▸ **Task inputs**

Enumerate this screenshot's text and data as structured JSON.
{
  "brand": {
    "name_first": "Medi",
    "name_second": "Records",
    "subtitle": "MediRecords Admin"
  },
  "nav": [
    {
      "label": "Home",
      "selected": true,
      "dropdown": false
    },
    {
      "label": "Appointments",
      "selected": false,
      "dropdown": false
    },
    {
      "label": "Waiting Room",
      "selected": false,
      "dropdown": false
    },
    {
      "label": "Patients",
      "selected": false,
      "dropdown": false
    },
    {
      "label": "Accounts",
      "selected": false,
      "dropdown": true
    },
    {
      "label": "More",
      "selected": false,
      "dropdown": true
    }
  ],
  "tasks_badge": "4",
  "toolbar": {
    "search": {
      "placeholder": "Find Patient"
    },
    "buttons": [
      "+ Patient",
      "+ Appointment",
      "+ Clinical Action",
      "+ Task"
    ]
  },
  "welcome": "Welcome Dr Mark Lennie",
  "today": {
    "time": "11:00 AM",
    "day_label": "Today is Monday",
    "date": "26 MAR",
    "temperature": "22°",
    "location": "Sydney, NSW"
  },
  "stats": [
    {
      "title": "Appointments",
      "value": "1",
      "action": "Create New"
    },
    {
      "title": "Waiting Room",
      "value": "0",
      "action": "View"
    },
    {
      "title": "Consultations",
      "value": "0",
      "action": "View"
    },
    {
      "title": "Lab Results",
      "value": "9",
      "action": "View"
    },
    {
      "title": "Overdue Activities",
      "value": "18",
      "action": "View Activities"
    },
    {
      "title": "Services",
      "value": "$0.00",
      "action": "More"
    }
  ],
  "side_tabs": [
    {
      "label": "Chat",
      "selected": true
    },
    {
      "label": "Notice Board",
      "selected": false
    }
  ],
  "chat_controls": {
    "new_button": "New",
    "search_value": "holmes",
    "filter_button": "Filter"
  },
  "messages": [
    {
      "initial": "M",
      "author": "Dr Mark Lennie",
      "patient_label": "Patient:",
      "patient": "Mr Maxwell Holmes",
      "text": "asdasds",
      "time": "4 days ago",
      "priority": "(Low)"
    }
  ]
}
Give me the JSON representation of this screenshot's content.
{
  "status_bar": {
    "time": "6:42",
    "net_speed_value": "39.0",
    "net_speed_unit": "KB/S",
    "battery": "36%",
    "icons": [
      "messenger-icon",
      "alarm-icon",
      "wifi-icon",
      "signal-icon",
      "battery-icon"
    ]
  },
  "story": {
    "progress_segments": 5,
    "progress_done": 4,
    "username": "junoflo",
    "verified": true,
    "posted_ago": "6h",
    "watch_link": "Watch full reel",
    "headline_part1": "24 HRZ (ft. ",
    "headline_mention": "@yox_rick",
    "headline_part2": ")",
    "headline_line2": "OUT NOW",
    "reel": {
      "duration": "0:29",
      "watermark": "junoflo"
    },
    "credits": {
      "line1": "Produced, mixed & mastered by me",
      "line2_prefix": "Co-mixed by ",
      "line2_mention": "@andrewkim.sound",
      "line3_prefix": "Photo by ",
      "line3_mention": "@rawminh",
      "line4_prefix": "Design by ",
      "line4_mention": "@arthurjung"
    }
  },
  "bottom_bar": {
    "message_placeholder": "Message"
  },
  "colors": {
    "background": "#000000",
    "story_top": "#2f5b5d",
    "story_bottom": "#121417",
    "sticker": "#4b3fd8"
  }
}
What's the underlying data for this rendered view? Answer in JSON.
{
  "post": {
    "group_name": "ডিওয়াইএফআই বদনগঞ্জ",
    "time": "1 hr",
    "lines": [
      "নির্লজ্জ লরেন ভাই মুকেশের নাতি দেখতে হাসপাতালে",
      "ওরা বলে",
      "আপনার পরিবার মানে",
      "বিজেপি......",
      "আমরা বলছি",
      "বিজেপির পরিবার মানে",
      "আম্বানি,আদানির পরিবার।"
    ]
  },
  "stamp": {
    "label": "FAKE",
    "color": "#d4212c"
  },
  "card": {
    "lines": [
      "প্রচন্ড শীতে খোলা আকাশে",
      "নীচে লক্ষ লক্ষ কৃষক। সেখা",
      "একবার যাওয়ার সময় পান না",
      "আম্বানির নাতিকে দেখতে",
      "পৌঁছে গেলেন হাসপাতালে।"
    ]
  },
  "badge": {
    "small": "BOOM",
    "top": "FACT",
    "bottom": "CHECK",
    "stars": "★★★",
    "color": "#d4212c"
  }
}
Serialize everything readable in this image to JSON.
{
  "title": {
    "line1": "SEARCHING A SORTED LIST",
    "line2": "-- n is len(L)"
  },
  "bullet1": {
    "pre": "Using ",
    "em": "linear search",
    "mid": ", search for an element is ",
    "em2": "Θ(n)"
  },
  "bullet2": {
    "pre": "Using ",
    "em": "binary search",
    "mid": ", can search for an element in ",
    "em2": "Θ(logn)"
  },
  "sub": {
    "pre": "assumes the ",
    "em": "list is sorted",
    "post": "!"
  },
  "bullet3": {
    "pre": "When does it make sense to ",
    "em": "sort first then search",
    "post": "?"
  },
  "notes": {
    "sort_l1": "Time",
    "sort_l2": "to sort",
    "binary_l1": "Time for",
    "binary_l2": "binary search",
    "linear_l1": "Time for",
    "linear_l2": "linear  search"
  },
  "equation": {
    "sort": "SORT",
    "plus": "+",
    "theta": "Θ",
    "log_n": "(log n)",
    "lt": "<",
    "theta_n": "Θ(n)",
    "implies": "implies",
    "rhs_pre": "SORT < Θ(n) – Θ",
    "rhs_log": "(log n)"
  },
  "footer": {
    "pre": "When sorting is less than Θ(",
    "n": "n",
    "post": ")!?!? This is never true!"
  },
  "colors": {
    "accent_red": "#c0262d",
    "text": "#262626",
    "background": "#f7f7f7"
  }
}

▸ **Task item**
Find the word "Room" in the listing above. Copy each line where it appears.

▸ **Written answer**
      "label": "Waiting Room",
      "title": "Waiting Room",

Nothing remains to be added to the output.